**What the task asks**
Copy all the records word for word, apart from any pictures.

------ Records for this exercise ------

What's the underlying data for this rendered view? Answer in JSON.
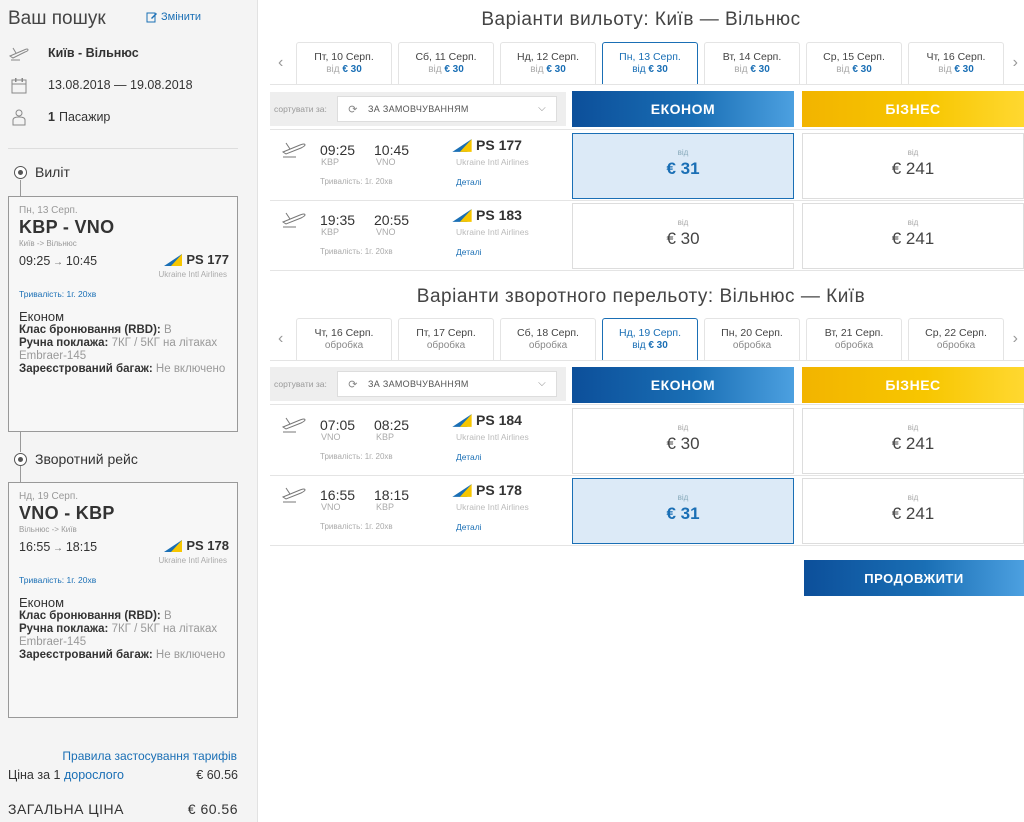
{
  "search": {
    "title": "Ваш пошук",
    "edit_label": "Змінити",
    "route": "Київ - Вільнюс",
    "dates": "13.08.2018 — 19.08.2018",
    "passengers_count": "1",
    "passengers_label": "Пасажир"
  },
  "outbound_segment": {
    "heading": "Виліт",
    "date": "Пн, 13 Серп.",
    "route": "KBP - VNO",
    "cities": "Київ -> Вільнюс",
    "dep": "09:25",
    "arr": "10:45",
    "flight": "PS 177",
    "airline": "Ukraine Intl Airlines",
    "duration": "Тривалість: 1г. 20хв",
    "class": "Економ",
    "rbd_label": "Клас бронювання (RBD):",
    "rbd_value": "B",
    "hand_label": "Ручна поклажа:",
    "hand_value": "7КГ / 5КГ на літаках Embraer-145",
    "bag_label": "Зареєстрований багаж:",
    "bag_value": "Не включено"
  },
  "return_segment": {
    "heading": "Зворотний рейс",
    "date": "Нд, 19 Серп.",
    "route": "VNO - KBP",
    "cities": "Вільнюс -> Київ",
    "dep": "16:55",
    "arr": "18:15",
    "flight": "PS 178",
    "airline": "Ukraine Intl Airlines",
    "duration": "Тривалість: 1г. 20хв",
    "class": "Економ",
    "rbd_label": "Клас бронювання (RBD):",
    "rbd_value": "B",
    "hand_label": "Ручна поклажа:",
    "hand_value": "7КГ / 5КГ на літаках Embraer-145",
    "bag_label": "Зареєстрований багаж:",
    "bag_value": "Не включено"
  },
  "pricing": {
    "fare_rules": "Правила застосування тарифів",
    "adult_prefix": "Ціна за",
    "adult_count": "1",
    "adult_link": "дорослого",
    "adult_price": "€ 60.56",
    "total_label": "ЗАГАЛЬНА ЦІНА",
    "total_price": "€ 60.56"
  },
  "outbound": {
    "title": "Варіанти вильоту: Київ — Вільнюс",
    "dates": [
      {
        "day": "Пт, 10 Серп.",
        "price_prefix": "від",
        "price": "€ 30"
      },
      {
        "day": "Сб, 11 Серп.",
        "price_prefix": "від",
        "price": "€ 30"
      },
      {
        "day": "Нд, 12 Серп.",
        "price_prefix": "від",
        "price": "€ 30"
      },
      {
        "day": "Пн, 13 Серп.",
        "price_prefix": "від",
        "price": "€ 30"
      },
      {
        "day": "Вт, 14 Серп.",
        "price_prefix": "від",
        "price": "€ 30"
      },
      {
        "day": "Ср, 15 Серп.",
        "price_prefix": "від",
        "price": "€ 30"
      },
      {
        "day": "Чт, 16 Серп.",
        "price_prefix": "від",
        "price": "€ 30"
      }
    ],
    "sort_label": "сортувати за:",
    "sort_value": "ЗА ЗАМОВЧУВАННЯМ",
    "economy": "ЕКОНОМ",
    "business": "БІЗНЕС",
    "flights": [
      {
        "dep": "09:25",
        "arr": "10:45",
        "from": "KBP",
        "to": "VNO",
        "duration": "Тривалість: 1г. 20хв",
        "flight": "PS 177",
        "airline": "Ukraine Intl Airlines",
        "details": "Деталі",
        "eco_from": "від",
        "eco_price": "€ 31",
        "bus_from": "від",
        "bus_price": "€ 241"
      },
      {
        "dep": "19:35",
        "arr": "20:55",
        "from": "KBP",
        "to": "VNO",
        "duration": "Тривалість: 1г. 20хв",
        "flight": "PS 183",
        "airline": "Ukraine Intl Airlines",
        "details": "Деталі",
        "eco_from": "від",
        "eco_price": "€ 30",
        "bus_from": "від",
        "bus_price": "€ 241"
      }
    ]
  },
  "inbound": {
    "title": "Варіанти зворотного перельоту: Вільнюс — Київ",
    "dates": [
      {
        "day": "Чт, 16 Серп.",
        "price_prefix": "",
        "price": "обробка"
      },
      {
        "day": "Пт, 17 Серп.",
        "price_prefix": "",
        "price": "обробка"
      },
      {
        "day": "Сб, 18 Серп.",
        "price_prefix": "",
        "price": "обробка"
      },
      {
        "day": "Нд, 19 Серп.",
        "price_prefix": "від",
        "price": "€ 30"
      },
      {
        "day": "Пн, 20 Серп.",
        "price_prefix": "",
        "price": "обробка"
      },
      {
        "day": "Вт, 21 Серп.",
        "price_prefix": "",
        "price": "обробка"
      },
      {
        "day": "Ср, 22 Серп.",
        "price_prefix": "",
        "price": "обробка"
      }
    ],
    "sort_label": "сортувати за:",
    "sort_value": "ЗА ЗАМОВЧУВАННЯМ",
    "economy": "ЕКОНОМ",
    "business": "БІЗНЕС",
    "flights": [
      {
        "dep": "07:05",
        "arr": "08:25",
        "from": "VNO",
        "to": "KBP",
        "duration": "Тривалість: 1г. 20хв",
        "flight": "PS 184",
        "airline": "Ukraine Intl Airlines",
        "details": "Деталі",
        "eco_from": "від",
        "eco_price": "€ 30",
        "bus_from": "від",
        "bus_price": "€ 241"
      },
      {
        "dep": "16:55",
        "arr": "18:15",
        "from": "VNO",
        "to": "KBP",
        "duration": "Тривалість: 1г. 20хв",
        "flight": "PS 178",
        "airline": "Ukraine Intl Airlines",
        "details": "Деталі",
        "eco_from": "від",
        "eco_price": "€ 31",
        "bus_from": "від",
        "bus_price": "€ 241"
      }
    ]
  },
  "continue_label": "ПРОДОВЖИТИ",
  "colors": {
    "brand_blue": "#1a6fb5",
    "business_yellow": "#f7c600"
  }
}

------

**Response area**
What's the underlying data for this rendered view? Answer in JSON.
{
  "search": {
    "title": "Ваш пошук",
    "edit_label": "Змінити",
    "route": "Київ - Вільнюс",
    "dates": "13.08.2018 — 19.08.2018",
    "passengers_count": "1",
    "passengers_label": "Пасажир"
  },
  "outbound_segment": {
    "heading": "Виліт",
    "date": "Пн, 13 Серп.",
    "route": "KBP - VNO",
    "cities": "Київ -> Вільнюс",
    "dep": "09:25",
    "arr": "10:45",
    "flight": "PS 177",
    "airline": "Ukraine Intl Airlines",
    "duration": "Тривалість: 1г. 20хв",
    "class": "Економ",
    "rbd_label": "Клас бронювання (RBD):",
    "rbd_value": "B",
    "hand_label": "Ручна поклажа:",
    "hand_value": "7КГ / 5КГ на літаках Embraer-145",
    "bag_label": "Зареєстрований багаж:",
    "bag_value": "Не включено"
  },
  "return_segment": {
    "heading": "Зворотний рейс",
    "date": "Нд, 19 Серп.",
    "route": "VNO - KBP",
    "cities": "Вільнюс -> Київ",
    "dep": "16:55",
    "arr": "18:15",
    "flight": "PS 178",
    "airline": "Ukraine Intl Airlines",
    "duration": "Тривалість: 1г. 20хв",
    "class": "Економ",
    "rbd_label": "Клас бронювання (RBD):",
    "rbd_value": "B",
    "hand_label": "Ручна поклажа:",
    "hand_value": "7КГ / 5КГ на літаках Embraer-145",
    "bag_label": "Зареєстрований багаж:",
    "bag_value": "Не включено"
  },
  "pricing": {
    "fare_rules": "Правила застосування тарифів",
    "adult_prefix": "Ціна за",
    "adult_count": "1",
    "adult_link": "дорослого",
    "adult_price": "€ 60.56",
    "total_label": "ЗАГАЛЬНА ЦІНА",
    "total_price": "€ 60.56"
  },
  "outbound": {
    "title": "Варіанти вильоту: Київ — Вільнюс",
    "dates": [
      {
        "day": "Пт, 10 Серп.",
        "price_prefix": "від",
        "price": "€ 30"
      },
      {
        "day": "Сб, 11 Серп.",
        "price_prefix": "від",
        "price": "€ 30"
      },
      {
        "day": "Нд, 12 Серп.",
        "price_prefix": "від",
        "price": "€ 30"
      },
      {
        "day": "Пн, 13 Серп.",
        "price_prefix": "від",
        "price": "€ 30"
      },
      {
        "day": "Вт, 14 Серп.",
        "price_prefix": "від",
        "price": "€ 30"
      },
      {
        "day": "Ср, 15 Серп.",
        "price_prefix": "від",
        "price": "€ 30"
      },
      {
        "day": "Чт, 16 Серп.",
        "price_prefix": "від",
        "price": "€ 30"
      }
    ],
    "sort_label": "сортувати за:",
    "sort_value": "ЗА ЗАМОВЧУВАННЯМ",
    "economy": "ЕКОНОМ",
    "business": "БІЗНЕС",
    "flights": [
      {
        "dep": "09:25",
        "arr": "10:45",
        "from": "KBP",
        "to": "VNO",
        "duration": "Тривалість: 1г. 20хв",
        "flight": "PS 177",
        "airline": "Ukraine Intl Airlines",
        "details": "Деталі",
        "eco_from": "від",
        "eco_price": "€ 31",
        "bus_from": "від",
        "bus_price": "€ 241"
      },
      {
        "dep": "19:35",
        "arr": "20:55",
        "from": "KBP",
        "to": "VNO",
        "duration": "Тривалість: 1г. 20хв",
        "flight": "PS 183",
        "airline": "Ukraine Intl Airlines",
        "details": "Деталі",
        "eco_from": "від",
        "eco_price": "€ 30",
        "bus_from": "від",
        "bus_price": "€ 241"
      }
    ]
  },
  "inbound": {
    "title": "Варіанти зворотного перельоту: Вільнюс — Київ",
    "dates": [
      {
        "day": "Чт, 16 Серп.",
        "price_prefix": "",
        "price": "обробка"
      },
      {
        "day": "Пт, 17 Серп.",
        "price_prefix": "",
        "price": "обробка"
      },
      {
        "day": "Сб, 18 Серп.",
        "price_prefix": "",
        "price": "обробка"
      },
      {
        "day": "Нд, 19 Серп.",
        "price_prefix": "від",
        "price": "€ 30"
      },
      {
        "day": "Пн, 20 Серп.",
        "price_prefix": "",
        "price": "обробка"
      },
      {
        "day": "Вт, 21 Серп.",
        "price_prefix": "",
        "price": "обробка"
      },
      {
        "day": "Ср, 22 Серп.",
        "price_prefix": "",
        "price": "обробка"
      }
    ],
    "sort_label": "сортувати за:",
    "sort_value": "ЗА ЗАМОВЧУВАННЯМ",
    "economy": "ЕКОНОМ",
    "business": "БІЗНЕС",
    "flights": [
      {
        "dep": "07:05",
        "arr": "08:25",
        "from": "VNO",
        "to": "KBP",
        "duration": "Тривалість: 1г. 20хв",
        "flight": "PS 184",
        "airline": "Ukraine Intl Airlines",
        "details": "Деталі",
        "eco_from": "від",
        "eco_price": "€ 30",
        "bus_from": "від",
        "bus_price": "€ 241"
      },
      {
        "dep": "16:55",
        "arr": "18:15",
        "from": "VNO",
        "to": "KBP",
        "duration": "Тривалість: 1г. 20хв",
        "flight": "PS 178",
        "airline": "Ukraine Intl Airlines",
        "details": "Деталі",
        "eco_from": "від",
        "eco_price": "€ 31",
        "bus_from": "від",
        "bus_price": "€ 241"
      }
    ]
  },
  "continue_label": "ПРОДОВЖИТИ",
  "colors": {
    "brand_blue": "#1a6fb5",
    "business_yellow": "#f7c600"
  }
}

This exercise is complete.